● **Record extracts**:
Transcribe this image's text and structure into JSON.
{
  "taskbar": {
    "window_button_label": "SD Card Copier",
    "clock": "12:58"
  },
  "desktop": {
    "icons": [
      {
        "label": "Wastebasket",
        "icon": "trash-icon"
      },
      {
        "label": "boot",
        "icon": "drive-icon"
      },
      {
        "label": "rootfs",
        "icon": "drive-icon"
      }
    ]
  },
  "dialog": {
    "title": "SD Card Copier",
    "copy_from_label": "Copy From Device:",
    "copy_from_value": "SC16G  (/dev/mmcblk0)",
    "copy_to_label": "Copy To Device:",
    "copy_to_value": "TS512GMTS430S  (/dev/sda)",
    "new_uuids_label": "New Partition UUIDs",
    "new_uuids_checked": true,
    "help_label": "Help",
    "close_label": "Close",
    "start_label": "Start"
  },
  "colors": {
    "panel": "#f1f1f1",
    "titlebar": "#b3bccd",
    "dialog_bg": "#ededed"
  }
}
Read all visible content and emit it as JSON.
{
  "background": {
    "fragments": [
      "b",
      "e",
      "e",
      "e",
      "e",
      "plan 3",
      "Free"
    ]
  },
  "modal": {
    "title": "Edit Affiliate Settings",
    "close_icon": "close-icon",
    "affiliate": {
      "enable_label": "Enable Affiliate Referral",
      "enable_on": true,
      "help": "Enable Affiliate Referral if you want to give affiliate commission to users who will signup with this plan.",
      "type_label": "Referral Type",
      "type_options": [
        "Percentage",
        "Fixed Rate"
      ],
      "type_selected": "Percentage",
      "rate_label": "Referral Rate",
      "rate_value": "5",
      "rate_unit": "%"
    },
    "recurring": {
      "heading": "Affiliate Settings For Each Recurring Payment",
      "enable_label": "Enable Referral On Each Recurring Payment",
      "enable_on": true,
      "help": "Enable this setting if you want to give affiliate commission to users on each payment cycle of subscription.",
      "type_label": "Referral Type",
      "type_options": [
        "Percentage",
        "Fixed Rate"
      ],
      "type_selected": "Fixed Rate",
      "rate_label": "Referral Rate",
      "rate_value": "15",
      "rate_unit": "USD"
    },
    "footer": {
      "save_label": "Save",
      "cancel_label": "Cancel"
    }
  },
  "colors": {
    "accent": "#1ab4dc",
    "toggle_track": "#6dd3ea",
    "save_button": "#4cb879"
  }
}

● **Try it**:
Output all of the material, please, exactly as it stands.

● **Answer section**:
Transcribe this image's text and structure into JSON.
{
  "taskbar": {
    "window_button_label": "SD Card Copier",
    "clock": "12:58"
  },
  "desktop": {
    "icons": [
      {
        "label": "Wastebasket",
        "icon": "trash-icon"
      },
      {
        "label": "boot",
        "icon": "drive-icon"
      },
      {
        "label": "rootfs",
        "icon": "drive-icon"
      }
    ]
  },
  "dialog": {
    "title": "SD Card Copier",
    "copy_from_label": "Copy From Device:",
    "copy_from_value": "SC16G  (/dev/mmcblk0)",
    "copy_to_label": "Copy To Device:",
    "copy_to_value": "TS512GMTS430S  (/dev/sda)",
    "new_uuids_label": "New Partition UUIDs",
    "new_uuids_checked": true,
    "help_label": "Help",
    "close_label": "Close",
    "start_label": "Start"
  },
  "colors": {
    "panel": "#f1f1f1",
    "titlebar": "#b3bccd",
    "dialog_bg": "#ededed"
  }
}
Read all visible content and emit it as JSON.
{
  "background": {
    "fragments": [
      "b",
      "e",
      "e",
      "e",
      "e",
      "plan 3",
      "Free"
    ]
  },
  "modal": {
    "title": "Edit Affiliate Settings",
    "close_icon": "close-icon",
    "affiliate": {
      "enable_label": "Enable Affiliate Referral",
      "enable_on": true,
      "help": "Enable Affiliate Referral if you want to give affiliate commission to users who will signup with this plan.",
      "type_label": "Referral Type",
      "type_options": [
        "Percentage",
        "Fixed Rate"
      ],
      "type_selected": "Percentage",
      "rate_label": "Referral Rate",
      "rate_value": "5",
      "rate_unit": "%"
    },
    "recurring": {
      "heading": "Affiliate Settings For Each Recurring Payment",
      "enable_label": "Enable Referral On Each Recurring Payment",
      "enable_on": true,
      "help": "Enable this setting if you want to give affiliate commission to users on each payment cycle of subscription.",
      "type_label": "Referral Type",
      "type_options": [
        "Percentage",
        "Fixed Rate"
      ],
      "type_selected": "Fixed Rate",
      "rate_label": "Referral Rate",
      "rate_value": "15",
      "rate_unit": "USD"
    },
    "footer": {
      "save_label": "Save",
      "cancel_label": "Cancel"
    }
  },
  "colors": {
    "accent": "#1ab4dc",
    "toggle_track": "#6dd3ea",
    "save_button": "#4cb879"
  }
}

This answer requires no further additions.